He was a teacher who was coming back to Somoto after visiting Managua for a few days. And during my stay in Somoto, it slowly dawned on me that his chattiness was mostly an opportunity for him to talk himself up. At first it seemed pretty harmless – he led me to what turned out to be a rather poor hotel with the pomposity of a high-ranking delegate showing a foreign dignitary around town. (The hotel had bad WiFi and a deafeningly loud water pump that had to grind away incessantly, on request, whenever a guest had to take a shower.)
But the next day, when he offered to take me to the canyon, I got to see Louie in full ass mode as we interacted with the impoverished locals in the countryside. He managed to asshole his way into getting free tours from guides who were obviously in some lean times during low season. (To be fair, I didn’t realize how much the guide fee would be, and didn’t bring enough cash.) Before and after our hike, we found ourselves sitting in the simple homes of the guides or other locals, with Louie eagerly informing anyone who would listen what a renowned local teaching institution he was (a teacher of chemistry, and physics, and math, and English – he painstakingly listed them all, every time). He carried his guitar with him, and delighted in telling every single person we met how much it was worth. He played and sang Kenny Rogers’ “Coward of the County” repeatedly, smugly belting it out with excruciatingly mangled lyrics while glowing with pride over being such an excellent guitarist and excellent singer with excellent English.
The sad nadir came after the canyon hike, when we ended up at yet another country home – I really don’t know how or why – and he bullshitted to the poor parents of a young girl about how he could teach English to her, opening the door to a world of endless opportunity. Unfortunately, his English wasn’t as good as his bullshitting, and I imagined this poor family scraping together their meager savings to have a charlatan teach broken English to their sweet young daughter. When I wanted to give some money to our guides, who had busted their asses to get this candy-assed white boy out of the canyon alive, he scolded me for wanting to give too much – even though it was still significantly less than the official guide fee. Apparently Louie’s bullshit and empty promises were to be accepted in lieu of cash payment.
After our canyon adventure, I stepped into the supermarket to buy some shampoo, and Louie grandiloquently exclaimed that Pantene was an a “wonderful” brand. I crankily informed him that it wasn’t wonderful, it was just damn shampoo. I wearily accepted his phone number, with no intention of ever using it. Fuck you, Louie.
Luckily, the canyon itself was stunning, and the town of Somoto was charming.
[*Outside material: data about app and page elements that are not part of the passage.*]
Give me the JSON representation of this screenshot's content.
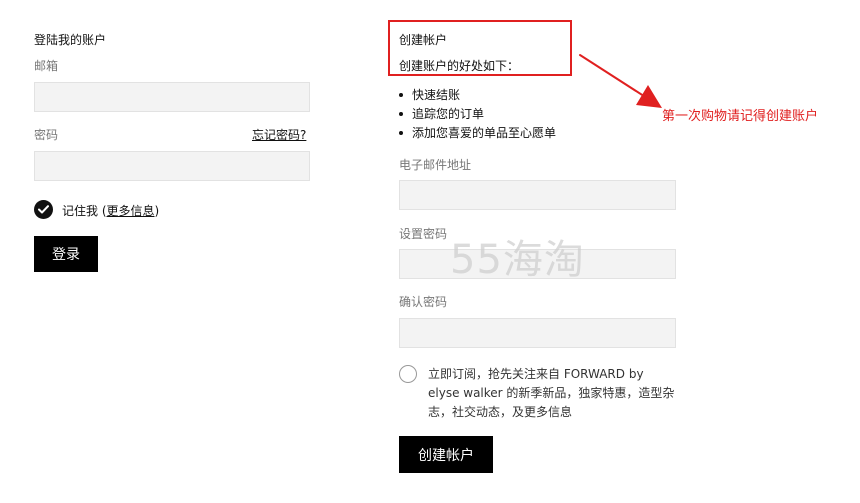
{
  "login": {
    "title": "登陆我的账户",
    "email_label": "邮箱",
    "email_value": "",
    "password_label": "密码",
    "password_value": "",
    "forgot_password": "忘记密码?",
    "remember_me": {
      "checked": true,
      "label_prefix": "记住我 (",
      "more_info": "更多信息",
      "label_suffix": ")"
    },
    "submit_label": "登录"
  },
  "create_account": {
    "title": "创建帐户",
    "benefits_intro": "创建账户的好处如下：",
    "benefits": [
      "快速结账",
      "追踪您的订单",
      "添加您喜爱的单品至心愿单"
    ],
    "email_label": "电子邮件地址",
    "email_value": "",
    "password_label": "设置密码",
    "password_value": "",
    "confirm_label": "确认密码",
    "confirm_value": "",
    "subscribe": {
      "checked": false,
      "text": "立即订阅，抢先关注来自 FORWARD by elyse walker 的新季新品，独家特惠，造型杂志，社交动态，及更多信息"
    },
    "submit_label": "创建帐户"
  },
  "annotation": {
    "text": "第一次购物请记得创建账户",
    "color": "#e02020"
  },
  "watermark": {
    "text": "55海淘"
  },
  "colors": {
    "button_bg": "#000000",
    "input_bg": "#f3f3f3",
    "annotation_red": "#e02020"
  }
}
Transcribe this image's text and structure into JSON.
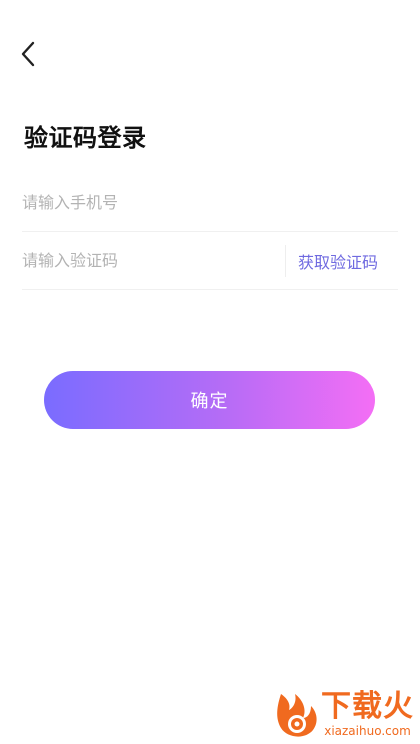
{
  "nav": {
    "back_icon": "chevron-left-icon"
  },
  "title": "验证码登录",
  "phone_field": {
    "placeholder": "请输入手机号",
    "value": ""
  },
  "code_field": {
    "placeholder": "请输入验证码",
    "value": ""
  },
  "get_code_label": "获取验证码",
  "confirm_label": "确定",
  "colors": {
    "accent_text": "#6f6ae0",
    "button_gradient_start": "#7a6cff",
    "button_gradient_end": "#f46ef5",
    "watermark": "#f06a1f"
  },
  "watermark": {
    "cn": "下载火",
    "en": "xiazaihuo.com"
  }
}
After being first surprised, then merely depressed, about the awful quality of most local coffee in Central America – with Managua being certifiable Instant Coffee Country – the mountain brew of Somoto filled my mouth with joy. And the food, which had been a highlight through Nicaragua, reached its glorious peak here – stellar gallo pinto (beans and rice), fried cheese, fried plantains and plantain chips, all heaped with generous dollops of sour cream. The locals were kind and the mountain air was invigorating, too.
I even met someone nice. After going to a local bar for karaoke, I never actually got around to singing due to the welcome distraction provided by a charming local woman with an incredible smile who was out with her friend to celebrate her birthday. After half an hour of not-entirely-inept Spanglish conversation, I had to rush back to the crappy loud water pump hotel before the 11 PM lockdown (goddamn you, Louie!), and didn’t have the chance to see her again. We chat occasionally, so I know that she now has a boyfriend, and God only knows when I’ll ever return to Somoto. Story of my life?
Again feeling pressed for time, I abandoned fried cheese and possible romance to catch a bus to El Salvador, a country that brought plenty of extraordinary surprises of its own. But then, who knows if I’ll ever get around to writing about it.